Views: 493
One of my favorite pastimes is to build fairy houses in the woods with my friend Ally. We design and build houses out of materials we find in the woods- like pine cones and bark. We’ve become rather...
Tags: Children
Views: 664
I’m back from Star Island off the coast of New Hampshire – a week long intentional community of 300 - where I took a workshop on “global compassion.” I’m personally motivated to help create a...
Views: 333
Philip Dowds is responding to a coho-l inquiry: is cohousing really a lot more expensive than a similar but bigger house in a somewhat equivalent middle or slightly upper-middle class neighborhood...
Views: 501
Thanks for a great 2015 conference. Click here to find out about the 2017 National Cohousing Conference (May 19-21, 2017 in Nashville) THIS YEAR’S CONFERENCE promises an amazing lineup of...
Views: 119,020
I thought a question on the cohousing email list what causes conflict in cohousing was an interesting one. There was an element of surprise in the question. Do you allow conflict? Sometimes we paint...
Views: 1,153
Elements that emphasize the social aspects of community are of highest priority. Without these elements a cohousing community will be little more than a traditional residential development. In fact,...
Views: 565
Bob and Claire Miller are providing ideas and considerations on community cooperation to “get the work done,” in maintaining and sustaining their Wolf Creek Lodge cohousing community. Cooperation...
Tags: Work
Views: 721
Do you feel safe and secure? Given the appalling violence profiled in daily, that has to be a question that arises for each of us. Despite pleas also constantly voiced that we should not give in to...
Views: 369
Most people would think that there are no positives in breaking an arm. In cohousing, the decision is more complex. When I was eight years old, I was having a swinging contest with my neighbor Kaden...
Views: 882
I’ve lived in cohousing for all I can remember- nearly my whole life! When I was 13 months old my family moved into the friendly community that surrounds our everyday lives. When I meet people...
Tags: Children
Views: 1,184
Stone Curves Cohousing in Tucson is sharing their resale marketing strategy. Many thanks to Kat Jimenez and Pen Sand with Stone Curves Membership Team: After less than a year of instituting our...
Tags: Marketing
Views: 509
Californians had a lot of choices for where to visit last Saturday the 30th for Cohousing Open House Day. From Arcata to L.A. to the Bay and Sierra Foothills in-between, 19 communities participated...
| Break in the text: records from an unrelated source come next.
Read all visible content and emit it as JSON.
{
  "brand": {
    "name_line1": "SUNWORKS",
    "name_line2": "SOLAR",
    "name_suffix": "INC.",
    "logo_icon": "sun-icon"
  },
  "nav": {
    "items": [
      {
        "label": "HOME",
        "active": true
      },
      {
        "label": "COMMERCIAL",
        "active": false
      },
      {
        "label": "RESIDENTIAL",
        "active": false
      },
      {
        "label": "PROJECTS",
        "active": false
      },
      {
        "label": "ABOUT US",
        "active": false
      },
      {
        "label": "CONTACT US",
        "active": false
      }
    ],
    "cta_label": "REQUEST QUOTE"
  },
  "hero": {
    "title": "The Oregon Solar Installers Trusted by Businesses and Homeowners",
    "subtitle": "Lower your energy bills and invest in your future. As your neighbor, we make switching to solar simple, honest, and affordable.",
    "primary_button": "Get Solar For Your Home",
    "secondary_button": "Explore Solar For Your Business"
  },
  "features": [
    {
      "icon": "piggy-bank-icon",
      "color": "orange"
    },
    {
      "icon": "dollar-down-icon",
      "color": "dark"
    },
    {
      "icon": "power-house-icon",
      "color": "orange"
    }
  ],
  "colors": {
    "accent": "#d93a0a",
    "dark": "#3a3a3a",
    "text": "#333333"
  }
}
Tags: Event, Tags: Tours
Views: 1,504
Takoma Village was the first new housing development in our neighborhood in eons. The neighborhood was considered by some as dangerous. Don’t walk home from the Metro after 9:00. Body found ….....
Views: 1,197
[Philip Dowds is responding to an coho-l inquiry: while we often discuss the mechanics of creating and maintaining cohousing, what we don’t see as often are discussions about such things as kindness...
Views: 959
When lying awake last night reflecting on various decisions made in cohousing and in my neighborhood community, I explored some questions about what is open and transparent in a world where everyone...
Views: 1,130
South Mountain is the northern extension of the Blue Ridge mountain range in Pennsylvania. Nestled in the picturesque foothills of South Mountain just west of the historic borough of Gettysburg,...
Views: 982

Pages